Earlier in the spring, I visited the historic Hunter House in Norfolk. It's a beautiful late 1800s house with adorable nooks and crannies - and some nice fireplace art too. The picture above shows a carved insert above a tile fireplace in the home's elegant dining room. The shepherd boy in the picture reminds me of David in the Bible. In fact, that was very likely what the artist had in mind.
The whole story of David's life - from start to finish - is an impactful picture of what God can do in a life that is dedicated to Him. From the time he was a young boy working in his father's pastures, David wrote poetry and songs of praise to His heavenly Father. Psalm 23 mirrors what David did for his sheep and what God did for Him (and still does for us every day). "The Lord is my shepherd; I shall not want. He makes me to lie down in green pastures; He leads me beside the still waters...."
David probably spent weeks at a time in the fields and pastures, caring for great herds of sheep. As he faithfully cared for the animals and observed nature around him, he grew closer and closer to the great God who created it all. His many wonderful Psalms are eloquent testimony to relationship and reverence for the Almighty.
--"The Lord is my light and my salvation; whom shall I fear?"
--"When you said, 'Seek My face,' My heart said to You, 'Your face, Lord, I will seek.'"
--"You crown the year with Your goodness, and Your paths drip with abundance."
--"Bless the Lord, O my soul; and all that is within me, bless His holy name!"
Even as David fulfilled the job of shepherd boy, he had no idea that someday he would be king of God's people. Indeed, on the day Samuel arrived to anoint one of Jessie's eight sons, no one even considered calling David from the fields -- until.... there were no sons left to choose from. That's when the prophet Samuel said to send for the boy, because they would not sit down to eat until he came. When David arrived, the Lord said, "Arise, anoint him; for this is the one!"

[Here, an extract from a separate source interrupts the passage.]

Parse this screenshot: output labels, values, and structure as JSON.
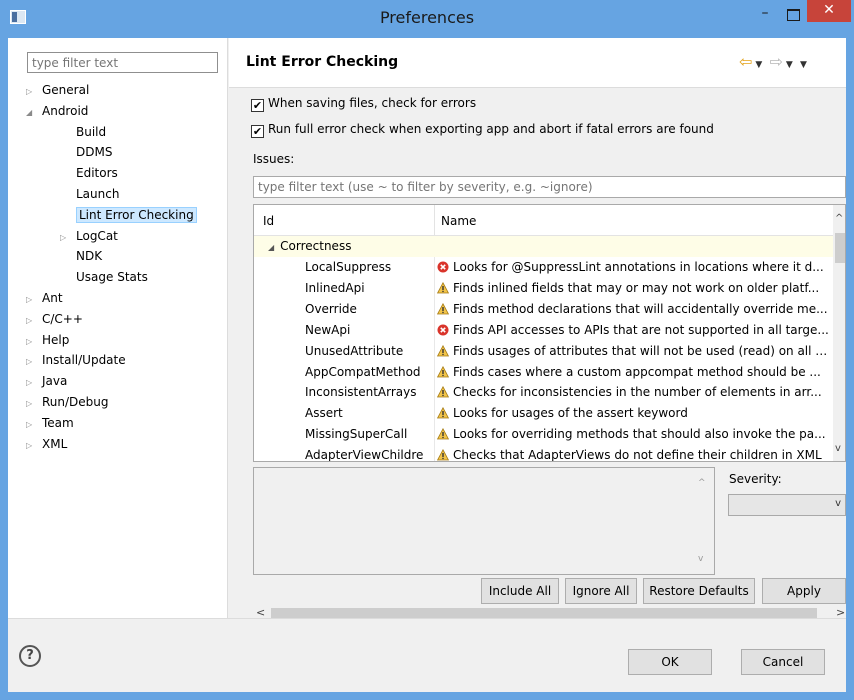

I love the song by Ray Blotz and Steve Millikan, entitled Shepherd Boy. The chorus repeats this heart-warming phrase, "But when others see a shepherd boy, God may see a king."
One of the wonderful lessons from that story is that we don't have to be the biggest or the best or the most educated or the richest - or any superlative you might think of. God can and does use ordinary people to do His extraordinary work on this earth every single day. What a joy and honor to be used of Almighty God to perform some work for Him.
I love the verse in Philippians, "I can do all things through Christ who strengthens me" 4:13.